Downforce doesn’t apply when you’re going slowly, so actually getting it to work can be a mental challenge. Go faster so you don’t fly off the track. Talk about counter-intuitive.
Which brings me to a US$175,000 entry from Slovakia-based Praga Racing, the Praga R1. Completely enclosed, it looks like an LMP1 race car you’d see at Le Mans, and the company says it produces as much as 1,900 pounds (860kg) of downforce when driven at high speeds. (That’s a heck of a lot.)
The owner of the company, Dusan Maly, recently put me inside one of his cars at the Monticello Motor Club in upstate New York. The car has only a four-cylinder engine with 210 horsepower, and at first I was somewhat underwhelmed. It handled perfectly but wasn’t crazy fast.

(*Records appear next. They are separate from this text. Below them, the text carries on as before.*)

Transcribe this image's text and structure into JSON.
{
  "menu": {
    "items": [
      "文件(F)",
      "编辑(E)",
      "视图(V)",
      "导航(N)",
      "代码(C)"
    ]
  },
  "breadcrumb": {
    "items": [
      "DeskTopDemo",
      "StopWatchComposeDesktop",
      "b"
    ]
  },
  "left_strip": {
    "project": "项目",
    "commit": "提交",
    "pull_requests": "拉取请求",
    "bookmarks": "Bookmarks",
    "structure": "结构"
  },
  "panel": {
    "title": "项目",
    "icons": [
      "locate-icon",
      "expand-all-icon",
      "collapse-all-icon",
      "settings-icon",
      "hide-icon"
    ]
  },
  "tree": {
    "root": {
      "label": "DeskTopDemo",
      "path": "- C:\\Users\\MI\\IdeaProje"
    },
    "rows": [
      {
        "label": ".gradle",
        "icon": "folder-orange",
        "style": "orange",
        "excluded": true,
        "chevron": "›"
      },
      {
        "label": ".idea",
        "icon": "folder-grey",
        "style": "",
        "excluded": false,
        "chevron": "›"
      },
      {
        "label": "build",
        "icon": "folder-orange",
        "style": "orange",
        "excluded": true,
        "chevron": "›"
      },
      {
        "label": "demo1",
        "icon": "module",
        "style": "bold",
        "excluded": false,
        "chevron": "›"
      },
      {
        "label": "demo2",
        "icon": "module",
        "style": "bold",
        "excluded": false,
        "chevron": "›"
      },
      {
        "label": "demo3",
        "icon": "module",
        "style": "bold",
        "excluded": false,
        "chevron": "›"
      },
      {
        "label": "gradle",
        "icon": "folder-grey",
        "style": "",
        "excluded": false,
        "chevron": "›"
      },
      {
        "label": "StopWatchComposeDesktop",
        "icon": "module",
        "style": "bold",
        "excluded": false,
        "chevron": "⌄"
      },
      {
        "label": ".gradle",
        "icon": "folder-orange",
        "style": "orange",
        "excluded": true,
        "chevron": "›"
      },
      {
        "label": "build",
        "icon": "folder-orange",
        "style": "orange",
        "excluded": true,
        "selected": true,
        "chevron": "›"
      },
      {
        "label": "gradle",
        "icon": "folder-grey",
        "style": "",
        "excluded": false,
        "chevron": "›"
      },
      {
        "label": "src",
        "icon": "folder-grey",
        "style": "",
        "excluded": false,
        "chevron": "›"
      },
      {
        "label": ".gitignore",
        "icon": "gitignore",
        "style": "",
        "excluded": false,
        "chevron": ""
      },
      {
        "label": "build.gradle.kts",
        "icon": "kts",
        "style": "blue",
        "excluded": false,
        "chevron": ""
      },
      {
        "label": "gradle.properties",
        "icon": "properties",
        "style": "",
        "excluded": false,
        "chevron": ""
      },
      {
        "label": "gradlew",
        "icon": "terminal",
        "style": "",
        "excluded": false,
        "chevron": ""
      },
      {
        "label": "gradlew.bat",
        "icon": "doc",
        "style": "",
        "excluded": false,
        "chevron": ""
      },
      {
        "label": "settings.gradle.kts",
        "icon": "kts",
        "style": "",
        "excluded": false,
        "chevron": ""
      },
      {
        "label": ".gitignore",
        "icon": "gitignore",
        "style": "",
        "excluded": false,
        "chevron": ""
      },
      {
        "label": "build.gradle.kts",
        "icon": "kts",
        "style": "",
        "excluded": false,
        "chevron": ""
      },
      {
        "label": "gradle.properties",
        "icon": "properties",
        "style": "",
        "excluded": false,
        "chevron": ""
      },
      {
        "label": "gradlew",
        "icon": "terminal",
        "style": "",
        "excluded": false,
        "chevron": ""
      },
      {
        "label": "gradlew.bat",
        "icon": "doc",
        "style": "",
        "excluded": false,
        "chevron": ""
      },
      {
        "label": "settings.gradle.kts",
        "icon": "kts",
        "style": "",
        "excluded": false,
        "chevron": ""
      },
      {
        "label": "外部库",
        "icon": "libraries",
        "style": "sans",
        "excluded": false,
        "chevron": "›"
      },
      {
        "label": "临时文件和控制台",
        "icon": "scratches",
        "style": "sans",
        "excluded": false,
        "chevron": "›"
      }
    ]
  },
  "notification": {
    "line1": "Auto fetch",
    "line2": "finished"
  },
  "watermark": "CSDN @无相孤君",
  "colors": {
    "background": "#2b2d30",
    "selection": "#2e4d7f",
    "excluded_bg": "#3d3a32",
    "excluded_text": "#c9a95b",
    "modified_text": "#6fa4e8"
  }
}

Maly shook his head and said: “You’re driving it like a regular car. Stop using the brakes. You have to make the downforce work.” He told me I needed to go way faster on the corners, until the point when I was sure I was going to fly off. “Then you’ll feel it.”
That was hard to conceptualise and even harder to do. One’s sense of self-preservation intervenes. Nonetheless, I pushed through my trepidation. There was a moment on a curve when the Praga felt loose and sketchy and then, 5mph faster, firm and planted.
Monticello is a private club, and it has both Radicals and Pragas available for rent to members. Next May, it will offer non-members a US$15,000, two-day programme where they can drive a number of Radical models and the Praga R1 and a more-powerful turbo variant. It’s called the G-Force Experience, as the club promises the chance to pull a full three G’s on the track.
As if you needed another reason to want that race car, the feeling of cheating physics at its own game is a momentous one. So it might only make your race track problem even worse. — Bloomberg
This article first appeared in The Edge Financial Daily, on November 17, 2014.